FDA releases two final guidance documents: Deciding When to Submit a 510(k)

The guidance applies to changes made to medical devices placed on the US market and includes sections on sterilisation and biocompatability

The US Food and Drug Administration (FDA) has released two final guidance documents: Deciding When to Submit a 510(k) for a Change to an Existing Device, which applies to medical device changes broadly, and Deciding When to Submit a 510(k) for a Software Change to an Existing Device, which focuses on software-specific changes and complements the broader guidance document.

Medical device technology is constantly evolving, and not all changes made to existing devices require FDA’s review. These guidances are intended to provide recommendations to help manufacturers determine when an intended change to a legally marketed medical device subject to premarket notification (510(k)) requirements is significant enough to require FDA review, including changes that could significantly affect the safety or effectiveness of a device and major changes or modifications to a  device’s intended use. 

These guidance documents supersede Deciding When to Submit a 510(k) for a Change to an Existing Device (K97-1), issued in 1997.

The final guidances build on the key concepts described in Deciding When to Submit a 510(k) for a Change to an Existing Device (K97-1), published 10 January, 1997, with targeted changes to provide additional clarity on when a new 510(k) is needed. Changes include clarification of key terms, explanation on how to use risk assessment to evaluate whether or not a change requires a new 510(k), harmonisation of flowcharts with the text of the guidance, examples of device changes that would or would not require a new 510(k), and recommendations for documenting decisions about whether or not to submit a new 510(k) for a device change.
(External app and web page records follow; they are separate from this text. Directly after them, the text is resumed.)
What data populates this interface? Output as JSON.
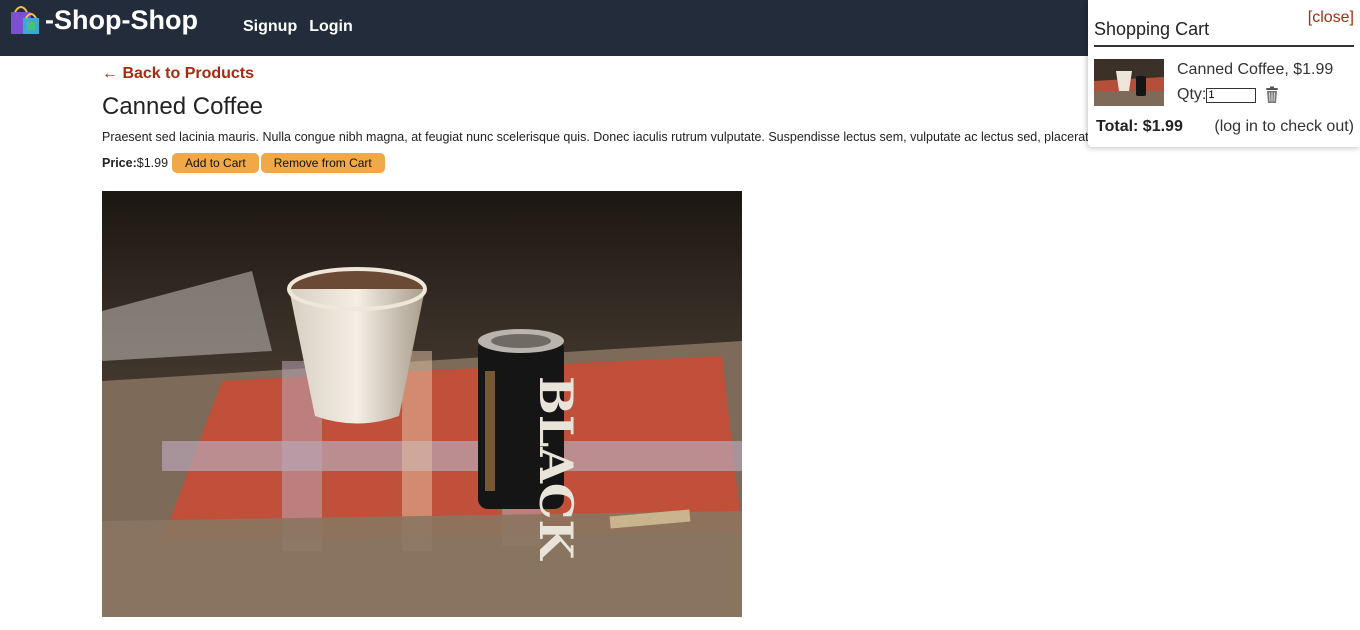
{
  "header": {
    "title": "-Shop-Shop",
    "logo_icon": "shopping-bags-icon",
    "nav": [
      {
        "label": "Signup"
      },
      {
        "label": "Login"
      }
    ]
  },
  "product": {
    "back_link": "← Back to Products",
    "name": "Canned Coffee",
    "description": "Praesent sed lacinia mauris. Nulla congue nibh magna, at feugiat nunc scelerisque quis. Donec iaculis rutrum vulputate. Suspendisse lectus sem, vulputate ac lectus sed, placerat consequat dui.",
    "price_label": "Price:",
    "price": "$1.99",
    "add_button": "Add to Cart",
    "remove_button": "Remove from Cart",
    "image_icon": "canned-coffee-photo"
  },
  "cart": {
    "close_label": "[close]",
    "title": "Shopping Cart",
    "items": [
      {
        "name_price": "Canned Coffee, $1.99",
        "qty_label": "Qty:",
        "qty_value": "1"
      }
    ],
    "trash_icon": "trash-icon",
    "total": "Total: $1.99",
    "checkout_note": "(log in to check out)"
  },
  "colors": {
    "header_bg": "#222c3a",
    "accent_link": "#a62c0f",
    "button_bg": "#f0a848"
  }
}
The FDA says this guidance does not specifically address combination products, such as drug/device or biologic/device combinations; however, the general principles and concepts described in it may be helpful to manufacturers in determining whether submission of a 510(k) is required for changes to device constituent parts of combination products.

The guidance does discuss changes to sterilisation methods and bicoompatability changes.

For example, it says “Change from “established category A” sterilization methods to “established category B” or “novel” sterilization methods generally require submission of a new 510(k). Changes from one “established category A” method to another “established category A” method, or from an “established category B” or “novel” method to an “established category A” method, should be evaluated under B3.2”.

The document can be downloaded at: www.fda.gov/downloads/medicaldevices/deviceregulationandguidance/guidancedocuments/ucm514771.pdf